Bell Media’s new employee-led Diversity and Inclusion Think Tank (DAITT) works year-round to find ways to build Bell’s culture of diversity and inclusion.
We caught up with one of our DAITT members, James Gardner, an award-winning news announcer with Bell Media, who shared his experience as a transgender person in the workplace.
Tell us about your position at Bell Media:
JG: I’m currently a news announcer for C-FAX radio – an all-talk station in Victoria, BC. I do the news at the top and bottom of the hour, along with on-air interviews. Working in radio has given me a voice, and I want to be able to use it as an advocate for the transgender community.
How long have you worked at Bell Media?
JG: I have been with Bell Media for 7 years and in the radio industry for over 35. Most of that time I was known as Sheila Gardner. I started my transition shortly after being hired at Bell Media in 2011. It’s now been 6 years since I came out as a trans man.
Can you tell me about the beginning stages of your transition?
JG: Going into the meeting where I told my manager about my transition, I feared the worst. To my knowledge, no one at Bell Media had gone through this before – there was no blueprint. I worried I might lose my job.
Thankfully, my situation was met with acceptance. My manager was familiar with transgender people and worked with me to figure out next steps.
One of DAITT’s goals is to eliminate the uncertainty that other transitioning employees at Bell might feel by providing a place to talk. It’s important to know that there are other team members who have gone through the same experience and are here as a support.
What was your experience like at work when you decided to transition?
JG: Typically, people were really positive.
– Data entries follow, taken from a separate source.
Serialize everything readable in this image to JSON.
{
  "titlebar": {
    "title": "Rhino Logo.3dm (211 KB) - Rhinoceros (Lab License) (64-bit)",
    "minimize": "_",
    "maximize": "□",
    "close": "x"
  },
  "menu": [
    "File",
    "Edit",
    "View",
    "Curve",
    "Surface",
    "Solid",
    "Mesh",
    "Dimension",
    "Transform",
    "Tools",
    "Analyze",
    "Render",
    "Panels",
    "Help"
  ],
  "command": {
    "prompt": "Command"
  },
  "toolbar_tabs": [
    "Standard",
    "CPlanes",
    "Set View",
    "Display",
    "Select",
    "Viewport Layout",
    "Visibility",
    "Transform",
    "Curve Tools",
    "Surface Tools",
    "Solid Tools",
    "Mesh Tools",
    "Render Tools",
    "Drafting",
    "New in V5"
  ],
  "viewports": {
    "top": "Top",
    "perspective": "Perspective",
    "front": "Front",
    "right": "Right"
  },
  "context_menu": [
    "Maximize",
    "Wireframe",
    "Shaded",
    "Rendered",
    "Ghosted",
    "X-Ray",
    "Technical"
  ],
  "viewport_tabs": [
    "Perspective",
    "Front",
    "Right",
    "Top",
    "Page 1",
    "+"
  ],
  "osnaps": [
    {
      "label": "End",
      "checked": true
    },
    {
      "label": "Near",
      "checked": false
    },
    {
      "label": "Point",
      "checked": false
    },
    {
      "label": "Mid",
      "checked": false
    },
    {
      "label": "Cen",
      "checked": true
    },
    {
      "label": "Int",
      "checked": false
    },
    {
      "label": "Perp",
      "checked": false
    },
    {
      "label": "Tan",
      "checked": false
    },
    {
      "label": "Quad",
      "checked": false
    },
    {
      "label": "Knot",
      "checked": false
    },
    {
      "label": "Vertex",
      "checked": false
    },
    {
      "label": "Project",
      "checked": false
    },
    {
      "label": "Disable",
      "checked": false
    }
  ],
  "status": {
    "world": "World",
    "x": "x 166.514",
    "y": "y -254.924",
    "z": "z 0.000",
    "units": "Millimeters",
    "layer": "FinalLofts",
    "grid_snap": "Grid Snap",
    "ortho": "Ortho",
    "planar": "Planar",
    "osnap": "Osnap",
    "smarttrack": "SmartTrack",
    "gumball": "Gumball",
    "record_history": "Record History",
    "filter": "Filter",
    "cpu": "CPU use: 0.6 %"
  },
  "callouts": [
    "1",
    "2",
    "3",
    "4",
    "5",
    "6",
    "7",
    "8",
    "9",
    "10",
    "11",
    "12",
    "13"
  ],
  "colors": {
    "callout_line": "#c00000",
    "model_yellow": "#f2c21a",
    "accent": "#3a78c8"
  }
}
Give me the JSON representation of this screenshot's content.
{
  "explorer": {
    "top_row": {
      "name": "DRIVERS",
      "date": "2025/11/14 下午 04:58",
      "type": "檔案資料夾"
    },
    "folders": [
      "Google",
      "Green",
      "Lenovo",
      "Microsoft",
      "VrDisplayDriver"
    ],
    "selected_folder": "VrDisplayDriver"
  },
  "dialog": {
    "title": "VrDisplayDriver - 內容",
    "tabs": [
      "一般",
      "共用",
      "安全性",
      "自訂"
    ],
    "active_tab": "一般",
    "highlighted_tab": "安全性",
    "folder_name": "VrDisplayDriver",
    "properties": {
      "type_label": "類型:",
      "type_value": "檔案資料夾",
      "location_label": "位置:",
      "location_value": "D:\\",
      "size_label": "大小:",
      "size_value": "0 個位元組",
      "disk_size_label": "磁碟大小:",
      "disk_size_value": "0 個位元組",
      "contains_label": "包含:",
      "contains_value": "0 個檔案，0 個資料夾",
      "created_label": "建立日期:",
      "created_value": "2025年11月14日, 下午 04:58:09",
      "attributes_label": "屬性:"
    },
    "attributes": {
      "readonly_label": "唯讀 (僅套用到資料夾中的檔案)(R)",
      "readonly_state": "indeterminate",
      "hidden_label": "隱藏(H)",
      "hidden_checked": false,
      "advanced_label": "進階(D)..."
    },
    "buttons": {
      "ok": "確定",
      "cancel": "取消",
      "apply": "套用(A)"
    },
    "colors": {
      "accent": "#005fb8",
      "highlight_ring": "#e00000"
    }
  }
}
After I told my manager, there was a team meeting to explain that I was coming back as James, which allowed everyone to ask questions and have an open dialogue about the transitioning process.
The only big adjustment for the team has been using the correct pronouns, but those things take time. Overall, it was a smooth transition. Now, 6 years later, people just see me as James.
What sort of resources were available to you at work to assist you in transitioning?
JG: Honestly, there weren’t many resources in place when I transitioned. There was a general awareness, but no blueprint. Thankfully, we now have a range of resources, including Bell’s LGBT network, gender transition guidelines and support for leaders who have a team member who is transitioning. We are constantly adapting and adding more support.
Based on your experience, what do you think Bell Media can do to make transitioning a smoother experience for its employees?
JG: It’s great that we have DAITT and the Bell LGBT network to provide additional support for transitioning team members. Organizations should have more programs and committees like these to ensure the workplace is a safe place for transgender people.
We also need to directly ask people who are transitioning how they want to be supported – it sounds so simple, but sometimes gets forgotten. Each of us can make a difference individually. I want people at Bell to know that I am here to support them.
Do you have any advice to those wanting to transition?
JG: I would say move at your own pace. Start talking with a friend or approach someone in the workplace that you think might be supportive. Start the conversation.
What was the most positive thing to come out of your experience transitioning while working at Bell Media?
JG: The most positive thing was the acceptance, the overall inclusion and support, and general openness of Bell team members. They all had a willingness to learn!
Being open to changing policies, launching internal committees and encouraging open conversation have really led to progress internally. We have come a long way, but there is still room for further development. I hope Bell and other organizations continue to step forward and take a leadership role in championing the rights of their trans team members.